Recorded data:
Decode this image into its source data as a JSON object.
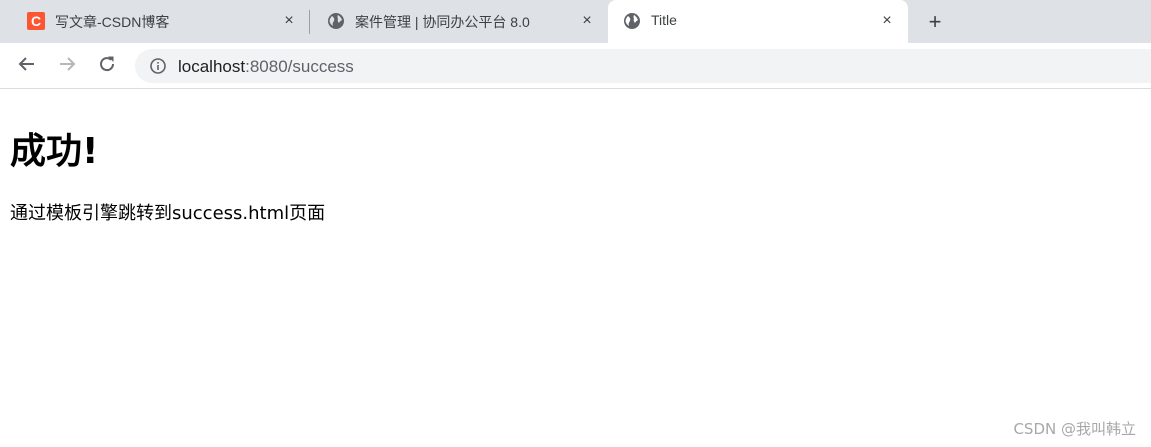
{
  "browser": {
    "tabs": [
      {
        "title": "写文章-CSDN博客",
        "icon": "csdn-logo-icon",
        "icon_letter": "C",
        "icon_color": "#fc5531",
        "close": "×"
      },
      {
        "title": "案件管理 | 协同办公平台 8.0",
        "icon": "globe-icon",
        "close": "×"
      },
      {
        "title": "Title",
        "icon": "globe-icon",
        "close": "×",
        "active": true
      }
    ],
    "new_tab_label": "+",
    "address": {
      "host": "localhost",
      "rest": ":8080/success"
    }
  },
  "page": {
    "heading": "成功!",
    "text": "通过模板引擎跳转到success.html页面"
  },
  "watermark": "CSDN @我叫韩立",
  "colors": {
    "tabstrip": "#dee1e6",
    "active_tab": "#ffffff",
    "omnibox": "#f1f3f4",
    "watermark": "#a8a8a8"
  }
}
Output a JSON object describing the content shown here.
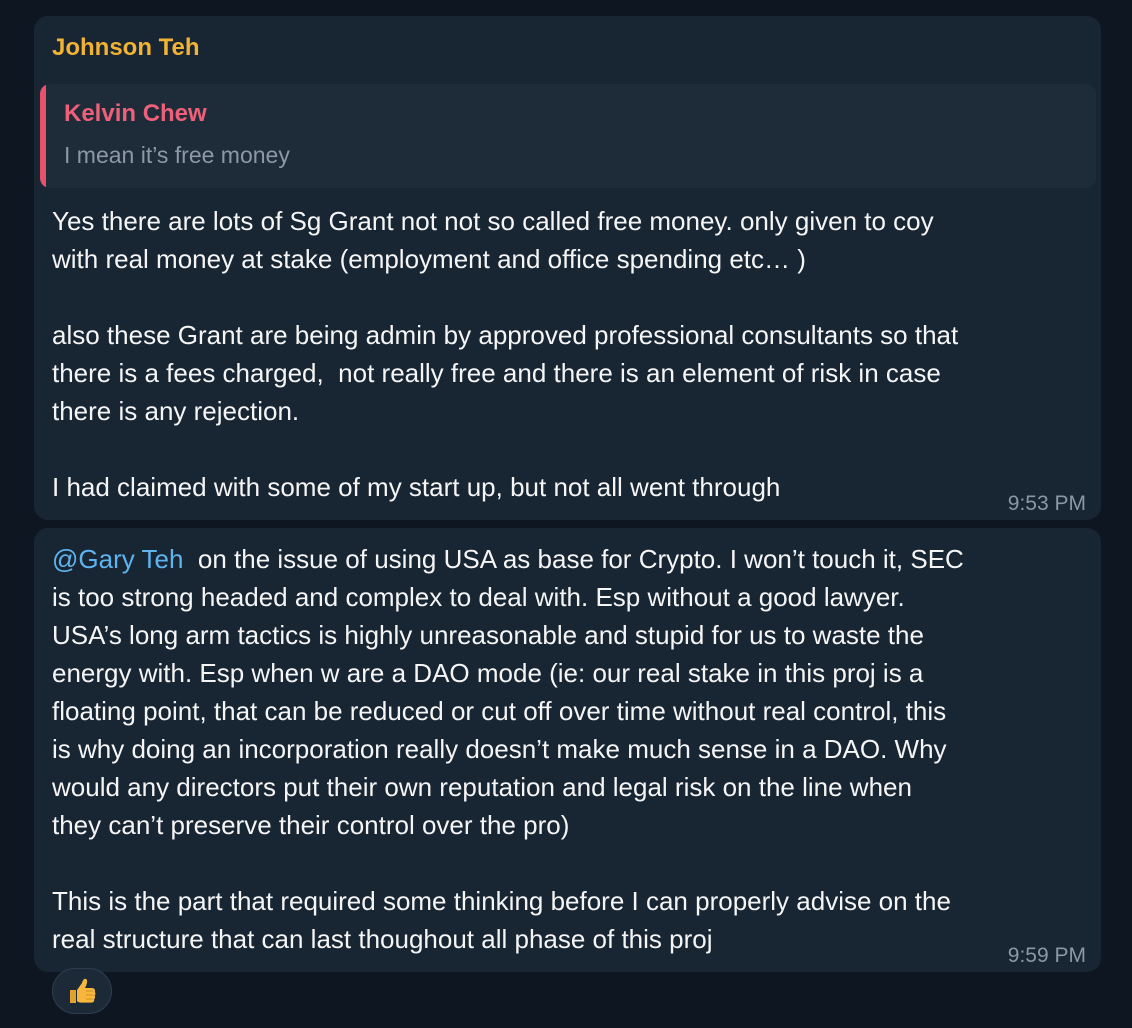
{
  "message1": {
    "sender": "Johnson Teh",
    "reply": {
      "name": "Kelvin Chew",
      "text": "I mean it’s free money"
    },
    "text": "Yes there are lots of Sg Grant not not so called free money. only given to coy\nwith real money at stake (employment and office spending etc… )\n\nalso these Grant are being admin by approved professional consultants so that\nthere is a fees charged,  not really free and there is an element of risk in case\nthere is any rejection.\n\nI had claimed with some of my start up, but not all went through",
    "time": "9:53 PM"
  },
  "message2": {
    "mention": "@Gary Teh",
    "text": "  on the issue of using USA as base for Crypto. I won’t touch it, SEC\nis too strong headed and complex to deal with. Esp without a good lawyer.\nUSA’s long arm tactics is highly unreasonable and stupid for us to waste the\nenergy with. Esp when w are a DAO mode (ie: our real stake in this proj is a\nfloating point, that can be reduced or cut off over time without real control, this\nis why doing an incorporation really doesn’t make much sense in a DAO. Why\nwould any directors put their own reputation and legal risk on the line when\nthey can’t preserve their control over the pro)\n\nThis is the part that required some thinking before I can properly advise on the\nreal structure that can last thoughout all phase of this proj",
    "time": "9:59 PM"
  },
  "reaction": {
    "icon": "thumbs-up-icon",
    "color": "#f6b73c"
  },
  "colors": {
    "background": "#0e1621",
    "bubble": "#182533",
    "sender": "#f2b233",
    "reply_name": "#ee6079",
    "mention": "#5fb4f0"
  }
}
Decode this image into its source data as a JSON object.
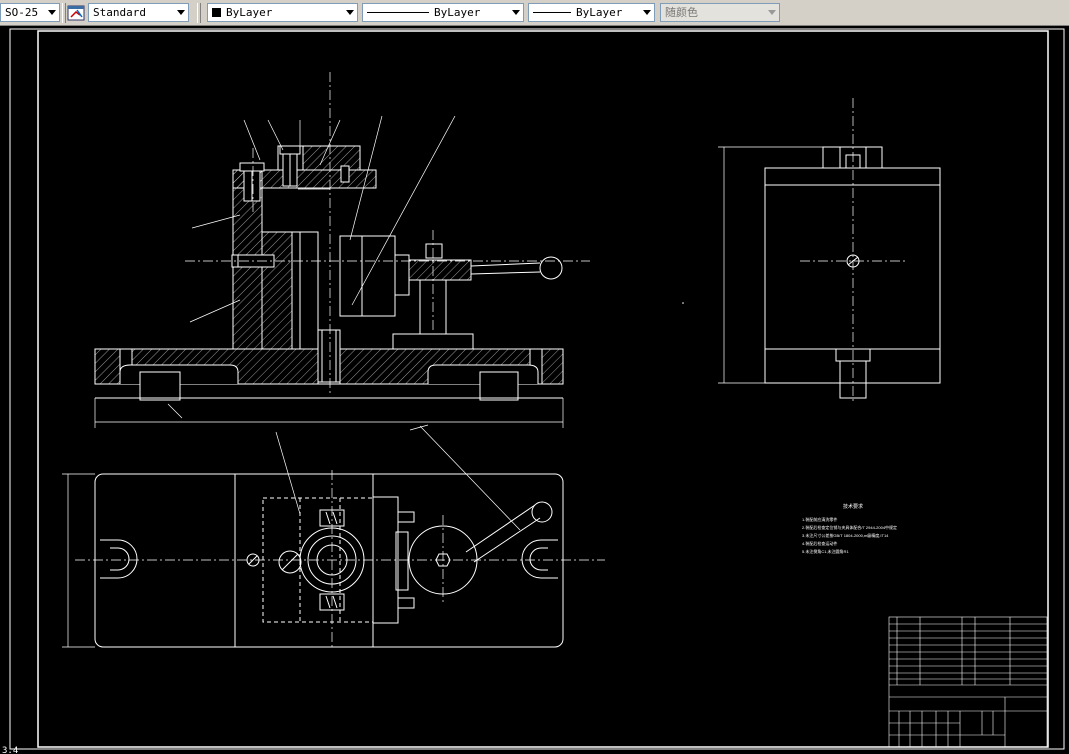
{
  "toolbar": {
    "dimstyle": "SO-25",
    "textstyle": "Standard",
    "layer_color": "ByLayer",
    "linetype": "ByLayer",
    "lineweight": "ByLayer",
    "plot_style": "随颜色",
    "icons": [
      "dimstyle-manager-icon"
    ]
  },
  "drawing": {
    "tech_requirements_title": "技术要求",
    "tech_requirements": [
      "1.装配前应清洗零件",
      "2.装配后检查定位销与夹具体配合/T 2944-2004中规定",
      "3.未注尺寸公差按GB/T 1804-2000,m级精度,IT14",
      "4.装配后检查运动件",
      "5.未注倒角C1,未注圆角R1"
    ],
    "cursor_label": "3.4"
  },
  "colors": {
    "background": "#000000",
    "lines": "#ffffff",
    "toolbar": "#d4d0c8"
  }
}
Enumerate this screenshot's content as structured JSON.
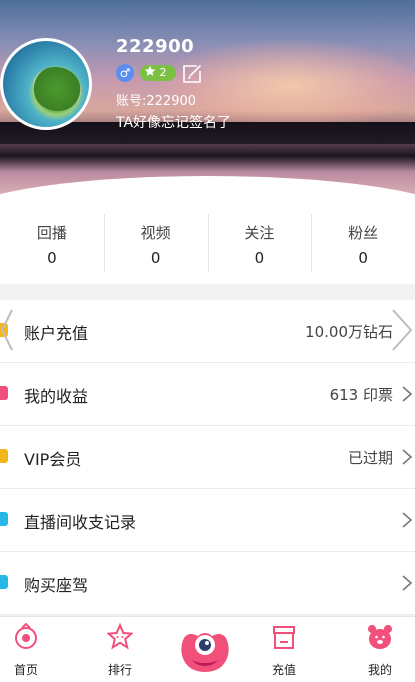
{
  "profile": {
    "username": "222900",
    "gender_symbol": "♂",
    "level": "2",
    "account": "账号:222900",
    "signature": "TA好像忘记签名了"
  },
  "stats": [
    {
      "label": "回播",
      "value": "0"
    },
    {
      "label": "视频",
      "value": "0"
    },
    {
      "label": "关注",
      "value": "0"
    },
    {
      "label": "粉丝",
      "value": "0"
    }
  ],
  "menu": [
    {
      "label": "账户充值",
      "value": "10.00万钻石",
      "icon_color": "#f5b51d"
    },
    {
      "label": "我的收益",
      "value": "613 印票",
      "icon_color": "#f0507a"
    },
    {
      "label": "VIP会员",
      "value": "已过期",
      "icon_color": "#f5b51d"
    },
    {
      "label": "直播间收支记录",
      "value": "",
      "icon_color": "#27b6e8"
    },
    {
      "label": "购买座驾",
      "value": "",
      "icon_color": "#27b6e8"
    }
  ],
  "tabbar": {
    "home": "首页",
    "rank": "排行",
    "recharge": "充值",
    "mine": "我的",
    "accent": "#f0507a"
  }
}
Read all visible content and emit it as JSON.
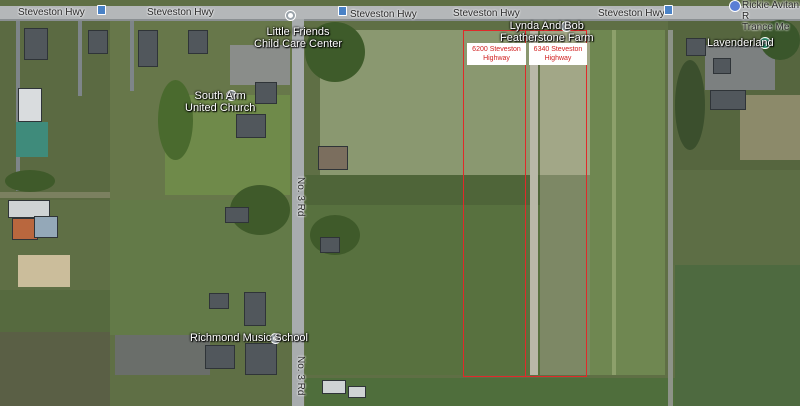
{
  "map": {
    "road_labels": {
      "steveston_1": "Steveston Hwy",
      "steveston_2": "Steveston Hwy",
      "steveston_3": "Steveston Hwy",
      "steveston_4": "Steveston Hwy",
      "steveston_5": "Steveston Hwy",
      "no3_upper": "No. 3 Rd",
      "no3_lower": "No. 3 Rd"
    },
    "places": {
      "little_friends": "Little Friends\nChild Care Center",
      "south_arm_church": "South Arm\nUnited Church",
      "richmond_music": "Richmond Music School",
      "featherstone": "Lynda And Bob\nFeatherstone Farm",
      "lavenderland": "Lavenderland",
      "rickie_avitan": "Rickie Avitan R\nTrance Me"
    },
    "parcels": [
      {
        "label": "6200 Steveston\nHighway"
      },
      {
        "label": "6340 Steveston\nHighway"
      }
    ],
    "icons": {
      "bus_stop": "bus-stop-icon",
      "place_pin": "place-pin-icon",
      "park": "park-icon"
    },
    "colors": {
      "parcel_outline": "#e02a2a",
      "road": "#9ea3a6",
      "field_green": "#6d7f4f"
    }
  }
}
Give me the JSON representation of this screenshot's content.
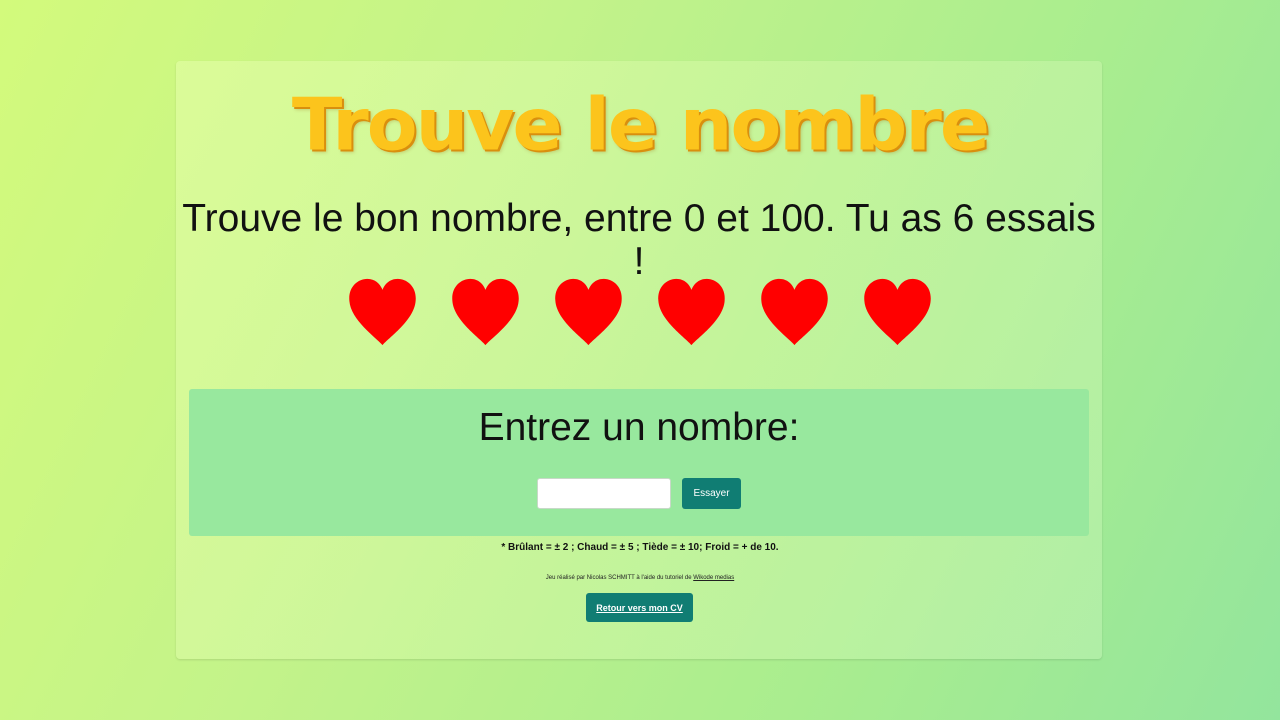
{
  "header": {
    "title": "Trouve le nombre",
    "instructions": "Trouve le bon nombre, entre 0 et 100. Tu as 6 essais !"
  },
  "lives": {
    "count": 6,
    "icon": "heart-icon",
    "color": "#ff0000"
  },
  "entry": {
    "label": "Entrez un nombre:",
    "input_value": "",
    "button_label": "Essayer"
  },
  "hint": "* Brûlant = ± 2 ; Chaud = ± 5 ; Tiède = ± 10; Froid = + de 10.",
  "credit": {
    "text": "Jeu réalisé par Nicolas SCHMITT à l'aide du tutoriel de ",
    "link_text": "Wikode medias"
  },
  "cv_button_label": "Retour vers mon CV",
  "colors": {
    "title": "#fcc41c",
    "button": "#107d73",
    "entry_panel": "#98e89e"
  }
}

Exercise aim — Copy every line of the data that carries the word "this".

Reply to the exercise —
Decode this image into its source data as a JSON object.
    "text": "  on the issue of using USA as base for Crypto. I won’t touch it, SEC\nis too strong headed and complex to deal with. Esp without a good lawyer.\nUSA’s long arm tactics is highly unreasonable and stupid for us to waste the\nenergy with. Esp when w are a DAO mode (ie: our real stake in this proj is a\nfloating point, that can be reduced or cut off over time without real control, this\nis why doing an incorporation really doesn’t make much sense in a DAO. Why\nwould any directors put their own reputation and legal risk on the line when\nthey can’t preserve their control over the pro)\n\nThis is the part that required some thinking before I can properly advise on the\nreal structure that can last thoughout all phase of this proj",
Decode this image into its source data as a JSON object.
Enumerate this screenshot's content as structured JSON.
Give me the JSON representation of this screenshot's content.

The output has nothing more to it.